In its first motion, Fidelity raised three grounds for remission: (1) that the clerk failed to give Fidelity notice of the setting for sentencing at which Roher failed to appear, (2) that Roher died on February 10, 1981, and (3) that the government should be required to prove its costs and efforts in locating Roher. It made no request for a hearing.
In United States v. Parr, 594 F.2d 440 (5th Cir.1979), we held that the district court should consider four factors in determining the question and amount of remission: (1) the government's cost and inconvenience in regaining custody; (2) the delay caused by the defendant's default; (3) the willfulness of the defendant's breach of conditions; and (4) the public interest in ensuring the defendant's appearance. Id. at 444; Cervantes, supra. The government contends that the district court explicitly considered all these factors in its order denying remission except cost and inconvenience to the government and that the district court relied heavily on its finding that Fidelity failed to fulfill its obligation under the bond to locate and cause Roher to appear. It further asserts, correctly, that in none of its filings in the district court did Fidelity offer any indication of effort to fulfill that obligation from the time of Roher's failure to appear until his death ten months later.

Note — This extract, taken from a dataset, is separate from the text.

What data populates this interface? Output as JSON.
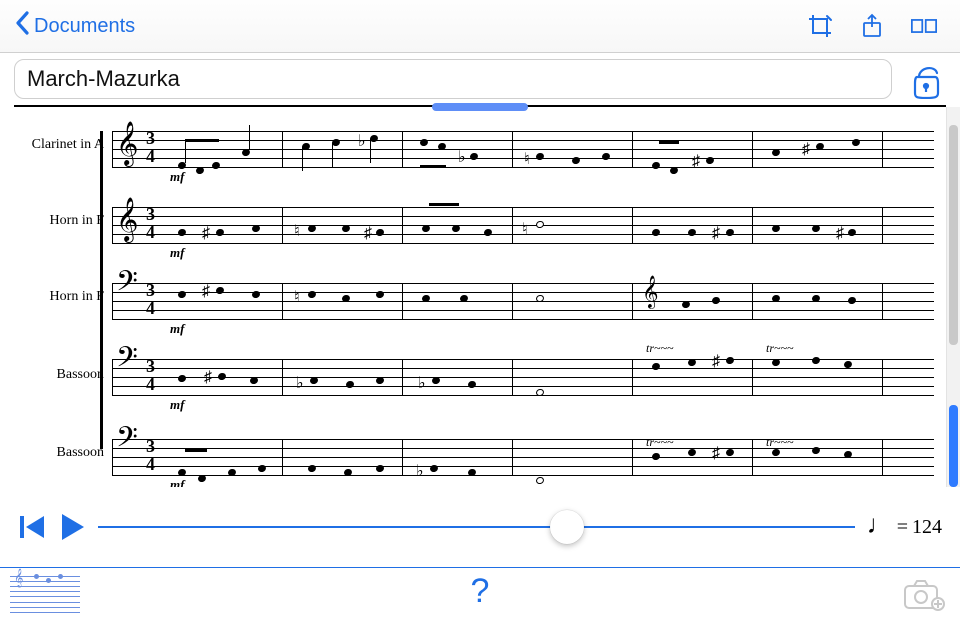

Courts have held that since sureties assume the duty to ensure appearance of their principals, they should advise themselves of scheduled appearances and the court need not notify them of either the setting, Stuyvesant Ins. Co. v. United States, 410 F.2d 524 (8th Cir.1969), or the principal's failure to appear. United States v. Marquez, 564 F.2d 379 (10th Cir.1977). Rule 46(e) requires only notice of a motion for judgment of forfeiture. We concur.

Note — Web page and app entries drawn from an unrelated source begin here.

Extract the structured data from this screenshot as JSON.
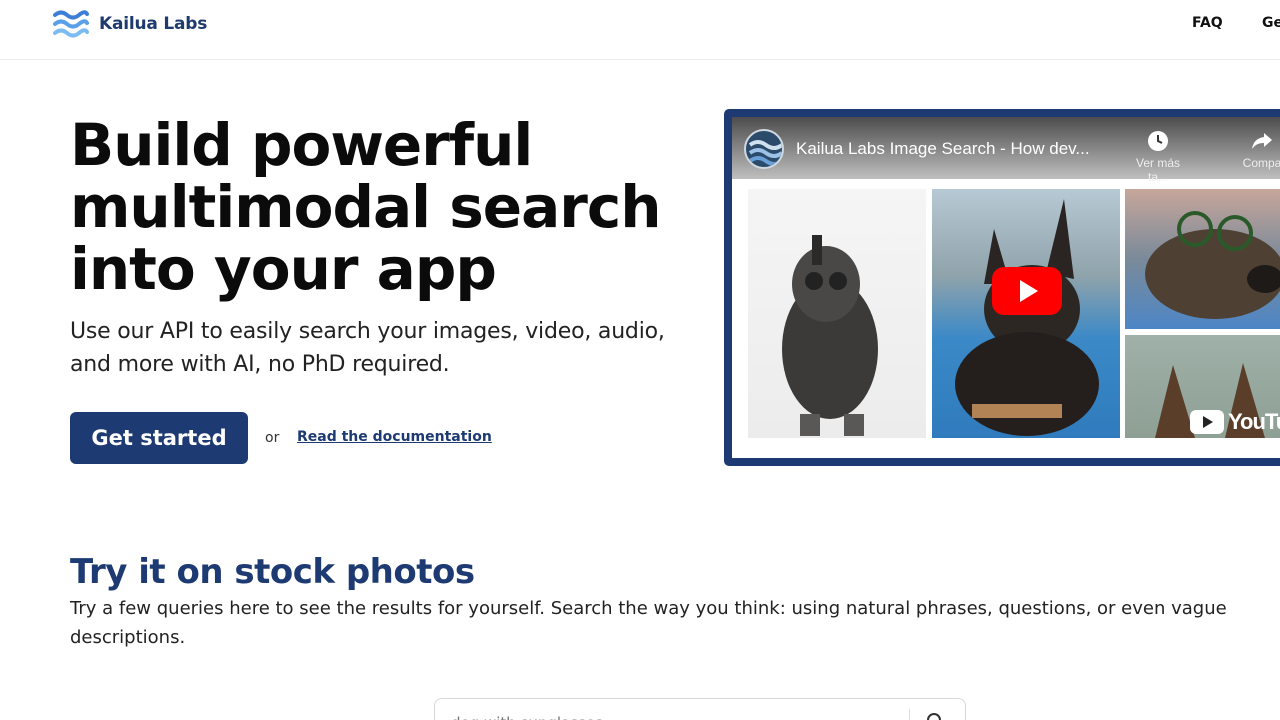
{
  "header": {
    "brand": "Kailua Labs",
    "nav": {
      "faq": "FAQ",
      "get": "Ge"
    }
  },
  "hero": {
    "title": "Build powerful multimodal search into your app",
    "subtitle": "Use our API to easily search your images, video, audio, and more with AI, no PhD required.",
    "cta_label": "Get started",
    "or_text": "or",
    "docs_link": "Read the documentation"
  },
  "video": {
    "title": "Kailua Labs Image Search - How dev...",
    "watch_later": "Ver más ta...",
    "share": "Compa",
    "yt_wordmark": "YouTu"
  },
  "stock_section": {
    "title": "Try it on stock photos",
    "description": "Try a few queries here to see the results for yourself. Search the way you think: using natural phrases, questions, or even vague descriptions.",
    "search_placeholder": "dog with sunglasses"
  },
  "colors": {
    "brand_navy": "#1e3a72",
    "youtube_red": "#ff0000"
  }
}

While death of the principal is one relevant factor in considering remission, see Parr, supra, it does not require remission where other factors outweigh it. See e.g. United States v. Agueci, 379 F.2d 277 (2d Cir.1967) (despite murder of principal shortly after default, full forfeiture of $20,000 bond upheld because of strong public interest in ensuring appearances, cited approvingly in (Cervantes). The district court could have reasonably concluded that enforcement of the surety's duty to assure appearance outweighs this factor where ten months elapsed between its principal's failure to appear and his death.

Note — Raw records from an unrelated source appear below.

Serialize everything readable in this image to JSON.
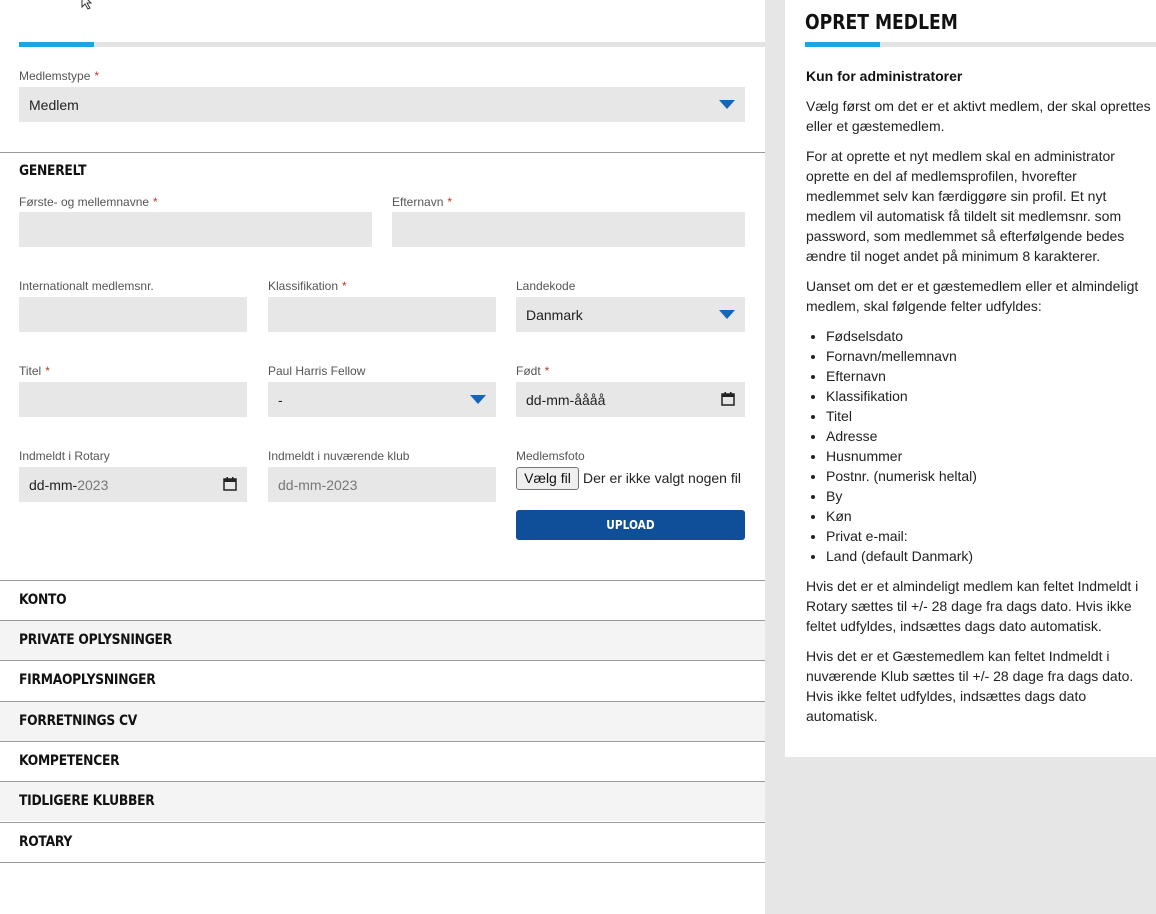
{
  "form": {
    "progress_fraction": 0.1,
    "member_type": {
      "label": "Medlemstype",
      "required_mark": "*",
      "value": "Medlem"
    },
    "general": {
      "title": "GENERELT",
      "first_names": {
        "label": "Første- og mellemnavne",
        "required_mark": "*",
        "value": ""
      },
      "last_name": {
        "label": "Efternavn",
        "required_mark": "*",
        "value": ""
      },
      "intl_member_no": {
        "label": "Internationalt medlemsnr.",
        "value": ""
      },
      "classification": {
        "label": "Klassifikation",
        "required_mark": "*",
        "value": ""
      },
      "country_code": {
        "label": "Landekode",
        "value": "Danmark"
      },
      "title_field": {
        "label": "Titel",
        "required_mark": "*",
        "value": ""
      },
      "phf": {
        "label": "Paul Harris Fellow",
        "value": "-"
      },
      "born": {
        "label": "Født",
        "required_mark": "*",
        "placeholder": "dd-mm-åååå"
      },
      "joined_rotary": {
        "label": "Indmeldt i Rotary",
        "value_dd": "dd-mm-",
        "value_year": "2023"
      },
      "joined_club": {
        "label": "Indmeldt i nuværende klub",
        "value": "dd-mm-2023"
      },
      "photo": {
        "label": "Medlemsfoto",
        "choose_button": "Vælg fil",
        "no_file_text": "Der er ikke valgt nogen fil"
      },
      "upload_button": "UPLOAD"
    },
    "sections": [
      "KONTO",
      "PRIVATE OPLYSNINGER",
      "FIRMAOPLYSNINGER",
      "FORRETNINGS CV",
      "KOMPETENCER",
      "TIDLIGERE KLUBBER",
      "ROTARY"
    ]
  },
  "help": {
    "title": "OPRET MEDLEM",
    "subtitle": "Kun for administratorer",
    "p1": "Vælg først om det er et aktivt medlem, der skal oprettes eller et gæstemedlem.",
    "p2": "For at oprette et nyt medlem skal en administrator oprette en del af medlemsprofilen, hvorefter medlemmet selv kan færdiggøre sin profil. Et nyt medlem vil automatisk få tildelt sit medlemsnr. som password, som medlemmet så efterfølgende bedes ændre til noget andet på minimum 8 karakterer.",
    "p3": "Uanset om det er et gæstemedlem eller et almindeligt medlem, skal følgende felter udfyldes:",
    "list": [
      "Fødselsdato",
      "Fornavn/mellemnavn",
      "Efternavn",
      "Klassifikation",
      "Titel",
      "Adresse",
      "Husnummer",
      "Postnr. (numerisk heltal)",
      "By",
      "Køn",
      "Privat e-mail:",
      "Land (default Danmark)"
    ],
    "p4": "Hvis det er et almindeligt medlem kan feltet Indmeldt i Rotary sættes til +/- 28 dage fra dags dato. Hvis ikke feltet udfyldes, indsættes dags dato automatisk.",
    "p5": "Hvis det er et Gæstemedlem kan feltet Indmeldt i nuværende Klub sættes til +/- 28 dage fra dags dato. Hvis ikke feltet udfyldes, indsættes dags dato automatisk."
  },
  "colors": {
    "accent": "#1ba7dd",
    "brand_button": "#0f4e98",
    "caret": "#1565b8",
    "required": "#c0392b"
  }
}
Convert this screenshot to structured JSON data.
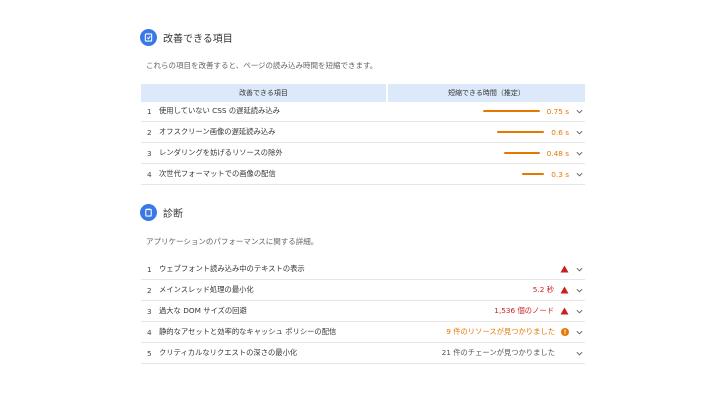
{
  "opportunities": {
    "title": "改善できる項目",
    "description": "これらの項目を改善すると、ページの読み込み時間を短縮できます。",
    "col_item": "改善できる項目",
    "col_savings": "短縮できる時間（推定）",
    "items": [
      {
        "num": "1",
        "title": "使用していない CSS の遅延読み込み",
        "savings": "0.75 s",
        "savings_fraction": 0.75
      },
      {
        "num": "2",
        "title": "オフスクリーン画像の遅延読み込み",
        "savings": "0.6 s",
        "savings_fraction": 0.6
      },
      {
        "num": "3",
        "title": "レンダリングを妨げるリソースの除外",
        "savings": "0.48 s",
        "savings_fraction": 0.48
      },
      {
        "num": "4",
        "title": "次世代フォーマットでの画像の配信",
        "savings": "0.3 s",
        "savings_fraction": 0.3
      }
    ]
  },
  "diagnostics": {
    "title": "診断",
    "description": "アプリケーションのパフォーマンスに関する詳細。",
    "items": [
      {
        "num": "1",
        "title": "ウェブフォント読み込み中のテキストの表示",
        "value": "",
        "status": "fail"
      },
      {
        "num": "2",
        "title": "メインスレッド処理の最小化",
        "value": "5.2 秒",
        "status": "fail"
      },
      {
        "num": "3",
        "title": "過大な DOM サイズの回避",
        "value": "1,536 個のノード",
        "status": "fail"
      },
      {
        "num": "4",
        "title": "静的なアセットと効率的なキャッシュ ポリシーの配信",
        "value": "9 件のリソースが見つかりました",
        "status": "average"
      },
      {
        "num": "5",
        "title": "クリティカルなリクエストの深さの最小化",
        "value": "21 件のチェーンが見つかりました",
        "status": "info"
      }
    ]
  },
  "colors": {
    "accent": "#3b78e7",
    "orange": "#e67700",
    "red": "#c5221f",
    "header_bg": "#dce9fb"
  }
}
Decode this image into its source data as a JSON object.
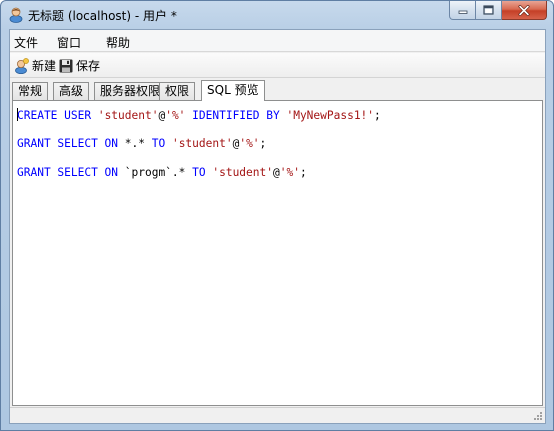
{
  "window": {
    "title": "无标题 (localhost) - 用户 *"
  },
  "menubar": {
    "items": [
      "文件",
      "窗口",
      "帮助"
    ]
  },
  "toolbar": {
    "new_label": "新建",
    "save_label": "保存"
  },
  "tabs": [
    {
      "label": "常规",
      "active": false
    },
    {
      "label": "高级",
      "active": false
    },
    {
      "label": "服务器权限",
      "active": false
    },
    {
      "label": "权限",
      "active": false
    },
    {
      "label": "SQL 预览",
      "active": true
    }
  ],
  "sql_preview": {
    "lines": [
      [
        {
          "t": "CREATE USER ",
          "c": "kw"
        },
        {
          "t": "'student'",
          "c": "str"
        },
        {
          "t": "@",
          "c": "plain"
        },
        {
          "t": "'%'",
          "c": "str"
        },
        {
          "t": " IDENTIFIED BY ",
          "c": "kw"
        },
        {
          "t": "'MyNewPass1!'",
          "c": "str"
        },
        {
          "t": ";",
          "c": "plain"
        }
      ],
      [
        {
          "t": "GRANT SELECT ON ",
          "c": "kw"
        },
        {
          "t": "*.* ",
          "c": "plain"
        },
        {
          "t": "TO ",
          "c": "kw"
        },
        {
          "t": "'student'",
          "c": "str"
        },
        {
          "t": "@",
          "c": "plain"
        },
        {
          "t": "'%'",
          "c": "str"
        },
        {
          "t": ";",
          "c": "plain"
        }
      ],
      [
        {
          "t": "GRANT SELECT ON ",
          "c": "kw"
        },
        {
          "t": "`progm`.* ",
          "c": "plain"
        },
        {
          "t": "TO ",
          "c": "kw"
        },
        {
          "t": "'student'",
          "c": "str"
        },
        {
          "t": "@",
          "c": "plain"
        },
        {
          "t": "'%'",
          "c": "str"
        },
        {
          "t": ";",
          "c": "plain"
        }
      ]
    ]
  },
  "colors": {
    "keyword": "#0000ff",
    "string": "#a31515"
  },
  "icons": {
    "app": "user-icon",
    "new": "new-user-icon",
    "save": "floppy-disk-icon",
    "minimize": "minimize-icon",
    "maximize": "maximize-icon",
    "close": "close-icon"
  }
}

Similarly, in Cervantes, we held that "when the defendant willfully breaches the conditions of bond, and other factors weigh in favor of forfeiture, the district court may enforce the entire bond without determining the government's expense." 672 F.2d at 463. "Indeed, the Fourth Circuit has reaffirmed the general rule that the government has no burden to produce any evidence of its expenses unless and until the district court, in its discretion, requires it to do so." Id.
Fidelity's final contention on brief is that the district court erred in denying it a hearing "requested ... to show that Defendant had not received notice of court setting and to allow the Government to show what efforts and costs, if any, were expended in attempting to locate the Defendant, and to show what efforts were made by the Appellant to compel the attendance of the Defendant prior to his death." If Fidelity wished a hearing for such purposes as its brief now asserts, it gave no inkling of this to the trial court. The request to which it refers states merely that it wishes "an opportunity to present evidence with reference to the setting aside of the bond forfeitures or to develop further evidence with reference to what damages, if any, were suffered by the Government as a result of Defendant's nonappearance ...."
We have already held that a hearing for the latter purpose was not required. The former purpose stated amounts to no more than that Fidelity wished a hearing on the general subject. We think that in the circumstances presented denial of a hearing in response to such a request was within the court's discretion.*